***** Information supplied

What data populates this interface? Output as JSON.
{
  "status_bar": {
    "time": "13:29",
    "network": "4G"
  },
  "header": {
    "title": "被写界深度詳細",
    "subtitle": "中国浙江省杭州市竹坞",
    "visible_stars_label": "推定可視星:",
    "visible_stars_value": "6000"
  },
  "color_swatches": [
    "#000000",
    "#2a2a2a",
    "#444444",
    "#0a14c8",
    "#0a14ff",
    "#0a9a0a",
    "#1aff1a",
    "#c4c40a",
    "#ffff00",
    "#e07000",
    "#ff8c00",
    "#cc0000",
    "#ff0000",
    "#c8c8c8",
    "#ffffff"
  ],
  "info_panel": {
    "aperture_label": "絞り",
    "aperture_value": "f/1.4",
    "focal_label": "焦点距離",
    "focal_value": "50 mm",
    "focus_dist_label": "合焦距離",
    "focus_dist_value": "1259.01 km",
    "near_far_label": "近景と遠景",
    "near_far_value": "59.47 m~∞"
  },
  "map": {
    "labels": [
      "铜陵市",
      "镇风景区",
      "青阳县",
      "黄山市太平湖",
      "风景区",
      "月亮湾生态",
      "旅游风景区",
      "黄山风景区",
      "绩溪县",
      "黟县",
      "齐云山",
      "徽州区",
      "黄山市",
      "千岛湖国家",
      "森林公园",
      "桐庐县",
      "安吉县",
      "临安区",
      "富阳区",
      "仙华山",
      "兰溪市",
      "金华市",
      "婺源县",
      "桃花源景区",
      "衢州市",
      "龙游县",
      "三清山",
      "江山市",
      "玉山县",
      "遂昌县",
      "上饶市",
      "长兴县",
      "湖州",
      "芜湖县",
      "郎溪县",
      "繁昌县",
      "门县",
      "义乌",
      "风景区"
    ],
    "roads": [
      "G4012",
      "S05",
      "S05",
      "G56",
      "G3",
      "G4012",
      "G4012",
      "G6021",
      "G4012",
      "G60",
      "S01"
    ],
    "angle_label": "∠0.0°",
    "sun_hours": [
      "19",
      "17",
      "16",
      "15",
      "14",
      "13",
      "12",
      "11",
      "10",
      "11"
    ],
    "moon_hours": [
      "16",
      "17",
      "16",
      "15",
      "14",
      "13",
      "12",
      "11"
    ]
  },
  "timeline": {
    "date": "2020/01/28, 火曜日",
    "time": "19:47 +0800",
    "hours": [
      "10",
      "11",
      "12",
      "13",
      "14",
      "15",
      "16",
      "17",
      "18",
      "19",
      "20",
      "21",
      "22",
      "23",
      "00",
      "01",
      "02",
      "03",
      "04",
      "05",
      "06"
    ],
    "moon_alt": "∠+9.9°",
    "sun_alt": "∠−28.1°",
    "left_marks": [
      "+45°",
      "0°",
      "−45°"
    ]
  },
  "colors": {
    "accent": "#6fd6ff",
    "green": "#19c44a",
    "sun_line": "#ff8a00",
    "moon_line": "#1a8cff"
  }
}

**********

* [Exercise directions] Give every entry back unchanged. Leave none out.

* [Written solution]
What data populates this interface? Output as JSON.
{
  "status_bar": {
    "time": "13:29",
    "network": "4G"
  },
  "header": {
    "title": "被写界深度詳細",
    "subtitle": "中国浙江省杭州市竹坞",
    "visible_stars_label": "推定可視星:",
    "visible_stars_value": "6000"
  },
  "color_swatches": [
    "#000000",
    "#2a2a2a",
    "#444444",
    "#0a14c8",
    "#0a14ff",
    "#0a9a0a",
    "#1aff1a",
    "#c4c40a",
    "#ffff00",
    "#e07000",
    "#ff8c00",
    "#cc0000",
    "#ff0000",
    "#c8c8c8",
    "#ffffff"
  ],
  "info_panel": {
    "aperture_label": "絞り",
    "aperture_value": "f/1.4",
    "focal_label": "焦点距離",
    "focal_value": "50 mm",
    "focus_dist_label": "合焦距離",
    "focus_dist_value": "1259.01 km",
    "near_far_label": "近景と遠景",
    "near_far_value": "59.47 m~∞"
  },
  "map": {
    "labels": [
      "铜陵市",
      "镇风景区",
      "青阳县",
      "黄山市太平湖",
      "风景区",
      "月亮湾生态",
      "旅游风景区",
      "黄山风景区",
      "绩溪县",
      "黟县",
      "齐云山",
      "徽州区",
      "黄山市",
      "千岛湖国家",
      "森林公园",
      "桐庐县",
      "安吉县",
      "临安区",
      "富阳区",
      "仙华山",
      "兰溪市",
      "金华市",
      "婺源县",
      "桃花源景区",
      "衢州市",
      "龙游县",
      "三清山",
      "江山市",
      "玉山县",
      "遂昌县",
      "上饶市",
      "长兴县",
      "湖州",
      "芜湖县",
      "郎溪县",
      "繁昌县",
      "门县",
      "义乌",
      "风景区"
    ],
    "roads": [
      "G4012",
      "S05",
      "S05",
      "G56",
      "G3",
      "G4012",
      "G4012",
      "G6021",
      "G4012",
      "G60",
      "S01"
    ],
    "angle_label": "∠0.0°",
    "sun_hours": [
      "19",
      "17",
      "16",
      "15",
      "14",
      "13",
      "12",
      "11",
      "10",
      "11"
    ],
    "moon_hours": [
      "16",
      "17",
      "16",
      "15",
      "14",
      "13",
      "12",
      "11"
    ]
  },
  "timeline": {
    "date": "2020/01/28, 火曜日",
    "time": "19:47 +0800",
    "hours": [
      "10",
      "11",
      "12",
      "13",
      "14",
      "15",
      "16",
      "17",
      "18",
      "19",
      "20",
      "21",
      "22",
      "23",
      "00",
      "01",
      "02",
      "03",
      "04",
      "05",
      "06"
    ],
    "moon_alt": "∠+9.9°",
    "sun_alt": "∠−28.1°",
    "left_marks": [
      "+45°",
      "0°",
      "−45°"
    ]
  },
  "colors": {
    "accent": "#6fd6ff",
    "green": "#19c44a",
    "sun_line": "#ff8a00",
    "moon_line": "#1a8cff"
  }
}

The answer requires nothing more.